The reason organised peace movements this century, and before, have failed is that they have all consented to the power structure which creates war. War is neither democratically begun, nor democratically prosecuted. It is therefore facile to contend for wars to be fought on the terms of, say, the CND “no to cruise missiles”, or “no to trident”. These pleas, no matter from how many mouths they come, are lame. Apart from this, many of the phenomena which frighten people into CND to try and stop happening actually exist now: starvation of millions of people, lack of sanitation and hygenic water for thousands, riots, totalitarian regimes and military conflict all over the world.
As the Tory Party becomes increasingly associated with war-mongering policies and militarism there is a danger that the ideas of the Labour Party will be regarded as better and more beneficial to us. In fact the party under which the atom bomb was developed in Britain, and which recruited workers to fight for the bosses in two world wars, has not got any answers to the problem. The interests of workers and capitalists are diametrically opposed. The idea of nationalism has been supported by the ruling class because it deludes the workers into believing that within one territory. under one flag, they have a united interest with the bosses. Nationalism is divisive among workers and is used to help work up antagonism between workers from different places for them to fight the cause of their masters. Yet the Labour Party has always engaged in the promotion of nationalism. One recent example appears in the latest draft of their election campaign document, which will soon appear as part of their manifesto.

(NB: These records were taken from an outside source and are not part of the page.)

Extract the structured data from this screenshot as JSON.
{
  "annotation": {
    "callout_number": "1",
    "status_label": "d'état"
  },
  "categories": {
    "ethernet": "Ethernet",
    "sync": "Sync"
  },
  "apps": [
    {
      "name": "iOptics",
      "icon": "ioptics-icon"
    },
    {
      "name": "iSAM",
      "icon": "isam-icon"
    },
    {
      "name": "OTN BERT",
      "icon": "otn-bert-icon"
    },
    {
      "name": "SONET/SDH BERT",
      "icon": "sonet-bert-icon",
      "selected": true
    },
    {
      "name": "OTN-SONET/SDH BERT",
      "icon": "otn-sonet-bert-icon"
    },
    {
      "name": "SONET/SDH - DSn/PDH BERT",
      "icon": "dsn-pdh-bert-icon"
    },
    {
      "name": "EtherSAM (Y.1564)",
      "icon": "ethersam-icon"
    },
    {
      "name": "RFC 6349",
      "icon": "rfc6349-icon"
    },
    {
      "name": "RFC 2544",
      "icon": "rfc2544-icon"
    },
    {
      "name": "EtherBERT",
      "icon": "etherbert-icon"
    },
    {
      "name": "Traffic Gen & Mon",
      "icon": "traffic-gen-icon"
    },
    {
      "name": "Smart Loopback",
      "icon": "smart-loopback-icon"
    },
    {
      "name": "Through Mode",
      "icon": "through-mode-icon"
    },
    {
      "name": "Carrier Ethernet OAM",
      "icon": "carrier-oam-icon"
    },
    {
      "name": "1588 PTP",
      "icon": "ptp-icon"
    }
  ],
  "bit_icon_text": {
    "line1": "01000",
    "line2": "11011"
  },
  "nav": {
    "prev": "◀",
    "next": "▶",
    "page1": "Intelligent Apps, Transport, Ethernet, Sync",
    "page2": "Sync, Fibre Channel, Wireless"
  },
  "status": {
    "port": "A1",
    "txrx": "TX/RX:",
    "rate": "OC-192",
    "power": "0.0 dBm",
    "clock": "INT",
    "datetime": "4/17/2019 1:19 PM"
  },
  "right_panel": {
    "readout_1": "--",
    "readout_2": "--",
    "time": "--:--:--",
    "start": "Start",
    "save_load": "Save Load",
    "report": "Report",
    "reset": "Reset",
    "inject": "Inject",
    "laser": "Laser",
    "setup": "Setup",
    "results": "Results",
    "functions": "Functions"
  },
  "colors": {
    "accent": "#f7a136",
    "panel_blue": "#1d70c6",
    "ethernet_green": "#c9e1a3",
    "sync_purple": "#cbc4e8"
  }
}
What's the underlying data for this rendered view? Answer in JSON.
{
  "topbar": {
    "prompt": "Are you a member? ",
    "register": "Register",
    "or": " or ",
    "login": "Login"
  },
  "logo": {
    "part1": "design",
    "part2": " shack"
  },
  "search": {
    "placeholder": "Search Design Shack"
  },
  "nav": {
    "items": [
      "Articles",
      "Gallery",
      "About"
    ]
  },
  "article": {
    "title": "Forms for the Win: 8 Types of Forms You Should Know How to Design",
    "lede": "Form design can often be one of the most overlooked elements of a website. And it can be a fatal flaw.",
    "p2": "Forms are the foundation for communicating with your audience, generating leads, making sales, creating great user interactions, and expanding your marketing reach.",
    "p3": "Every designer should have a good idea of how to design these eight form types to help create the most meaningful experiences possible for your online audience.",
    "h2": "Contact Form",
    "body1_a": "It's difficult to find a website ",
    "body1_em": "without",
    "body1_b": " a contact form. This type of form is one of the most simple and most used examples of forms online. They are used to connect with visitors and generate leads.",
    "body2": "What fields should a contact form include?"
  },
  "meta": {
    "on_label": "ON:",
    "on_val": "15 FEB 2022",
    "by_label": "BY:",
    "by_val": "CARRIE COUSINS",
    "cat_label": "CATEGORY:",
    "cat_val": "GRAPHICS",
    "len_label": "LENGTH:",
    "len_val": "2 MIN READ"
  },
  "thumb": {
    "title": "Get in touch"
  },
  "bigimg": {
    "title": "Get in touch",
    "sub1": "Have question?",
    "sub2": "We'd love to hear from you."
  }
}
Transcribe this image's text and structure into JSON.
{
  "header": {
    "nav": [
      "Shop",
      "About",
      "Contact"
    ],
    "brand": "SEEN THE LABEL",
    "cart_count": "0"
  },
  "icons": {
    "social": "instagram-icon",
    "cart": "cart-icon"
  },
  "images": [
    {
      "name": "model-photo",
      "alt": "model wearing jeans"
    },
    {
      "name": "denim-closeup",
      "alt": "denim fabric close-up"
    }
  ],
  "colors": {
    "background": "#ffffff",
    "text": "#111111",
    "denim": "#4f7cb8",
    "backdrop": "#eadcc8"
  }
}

Labour is determined that our country shall play a full part in the struggle for peace . . . Labour will pursue and win international support for policies designed to stimulate trade, investment and growth and we shall work inside the appropriate institutions to end the financial chaos which now threatens the stability of so many countries.
It is not "our” country; it is theirs — the capitalists’. In Britain the top 2 per cent own 64 per cent of the land (Inland Revenue Statistics 1980) and the top 13 per cent own 91.3 per cent of all housing. Workers of the world have no country, we only have a class. We are not interested in “stimulating trade" or “investment". We do not wish to streamline the efficiency of our own exploitation. We want a new social system. We do not want to sort out the "financial chaos” of capitalism, and try to make the system run well. This system can, by definition, never work well for us. It is working well for the bosses which keeps this system going.
We want a system based on the common ownership and democratic control of the means of producing wealth. From each according to ability, to each according to need. Imagine it. All developments have at one time been merely ideas or dreams scoffed at by those who did not think historically. “The sun travels around the earth . . . the earth is flat . . . man will never fly . . . man will never split the atom . . . stand on the moon . . ." History is ripe for socialism and there are clear reasons for its urgent establishment.
The voice apologising for capitalism and defending "reality" grows quieter and less confident as we give up adjusting to fit painfully in with reality and start adjusting reality to suit our self-determined needs.